As a young man with no smartphone and poor map reading skills, I naturally got lost the first time I drove to see the school at which I would teach in Mobile, AL. Everything and everywhere was new, and I had no idea how to get around. Then I saw it…Dr. Martin Luther King Jr. Ave. I knew my school was the last historically black Catholic school in the Archdiocese, and I knew it played a role in the city’s civil rights movements, particularly in the ‘60s. With only that information, I headed toward the street sign and took the turn in faith; sure enough, I eventually stumbled upon the beautiful old school I would be blessed enough to call home for the next two years.
That was certainly not the last time that Dr. King led me in my work as a Catholic school educator. As a preacher and teacher himself, Dr. King proved time and again to be a powerful addition to the Scriptures, saints, and loved ones who shaped the way I would view the awesome responsibility of teaching, and, more specifically, working with and for students who inherently share many of the same systemic and structural hurdles as Dr. King himself.
Of course, the celebration of MLK day will fill our screens and social media feeds with folks’ thoughts on dreaming and Dr. King’s words of true peace and justice in our nation. His reflection on this dream was certainly a guide, but he had two additional messages that deeply resonated with me as I grew in my understanding of the purpose of Catholic schools.
The first of these messages is in his book Why We Can’t Wait. His writing is a response to those who told him to be thankful and satisfied with the progress that had already been made in advancing civil rights. Dr. King illustrates a lesson in pushing for change that brings me to pose “Challenge #1” for his day of remembrance: continually seek to live in the tension of a sense of urgency and patience. When I think about this challenge in relation to Catholic schools, I recognize the need for gratitude for the great work accomplished through Catholic schools, which realize the dream of true peace and justice in many ways. I’m also filled with a sense of restlessness, to never let go of the urgency for the work to be done, and that the race is long from finished.
Dr. King’s next challenge was one that I discussed with my middle school students at the beginning of each semester.
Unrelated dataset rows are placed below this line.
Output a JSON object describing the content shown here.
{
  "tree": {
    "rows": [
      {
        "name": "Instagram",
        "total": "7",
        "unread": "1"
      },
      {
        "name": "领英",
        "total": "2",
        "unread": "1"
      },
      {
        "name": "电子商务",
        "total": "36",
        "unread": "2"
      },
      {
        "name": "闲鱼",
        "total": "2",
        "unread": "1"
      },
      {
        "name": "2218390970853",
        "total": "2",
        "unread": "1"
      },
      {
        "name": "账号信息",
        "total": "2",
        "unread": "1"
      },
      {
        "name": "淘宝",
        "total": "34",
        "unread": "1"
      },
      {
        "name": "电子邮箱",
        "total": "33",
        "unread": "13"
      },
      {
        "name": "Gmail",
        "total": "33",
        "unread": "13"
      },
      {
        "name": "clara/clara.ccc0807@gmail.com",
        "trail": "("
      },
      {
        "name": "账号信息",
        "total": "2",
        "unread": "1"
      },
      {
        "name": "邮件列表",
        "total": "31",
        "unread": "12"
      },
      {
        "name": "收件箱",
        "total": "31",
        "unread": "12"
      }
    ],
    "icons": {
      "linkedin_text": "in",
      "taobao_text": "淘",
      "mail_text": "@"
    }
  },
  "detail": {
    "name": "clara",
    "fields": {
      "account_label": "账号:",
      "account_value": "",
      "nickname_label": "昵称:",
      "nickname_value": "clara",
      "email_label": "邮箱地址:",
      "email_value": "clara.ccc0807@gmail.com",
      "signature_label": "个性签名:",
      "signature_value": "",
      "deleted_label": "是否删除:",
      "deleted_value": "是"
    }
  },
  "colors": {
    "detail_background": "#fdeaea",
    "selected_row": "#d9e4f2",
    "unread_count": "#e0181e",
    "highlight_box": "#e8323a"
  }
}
In what I would call one of his most underrated statements, he declared, “We must remember that intelligence is not enough. Intelligence plus character—that is the true goal of education. The complete education gives one not only the power of concentration, but worthy objectives upon which to concentrate.”
Take a minute to look at your school’s mission statement. It may say the goals of the school are for your students to strive for college and Heaven, it may say that students will be formed to be student leaders, or it may reference the call to be men and women for others. Whether you are a student, a teacher, a parent, or just someone who cares in general, my second challenge to you is simply to remember that we are called to give and receive the gift of a great education with eyes and hearts toward passing on that gift in a powerful and loving way; this will continually build momentum toward the actualization of the dream. Teachers: help your students discover today the tools within them to build up the Kingdom; students: prepare to do the same for the next generation, to build on the foundation that you are making each day.
I’ll be forever thankful for the guiding role that Dr. King has played in shaping my understanding of the task before all of us united in the mission of Catholic education: to advance the vision of Dr. King’s dream of a Christ-like society, built on true peace and justice — from his messages preached to his namesake avenue. Which brings me to my last challenge to you for the day…
You may not even know it, but odds are that your city or town has a street named after Dr. King. Take the turn. I’m not suggesting a touristy exploration as if you’re sightseeing. I’m suggesting that you see the schools, churches, stores, funeral homes, parks, and houses that may line that street. Ideally, go meet the people who work and live there. Again, I’m not asking you to go do and see something novel. Instead, I’m challenging you to go meet fellow members of your human race, and you’ll receive the gift of Christ’s light in people you may otherwise not have met, seeing that your similarities and differences are both integral to your understanding of each other as fellow members of the Body of Christ. It seems to me that would be a worthwhile turn to take, and a worthy objective upon which to concentrate.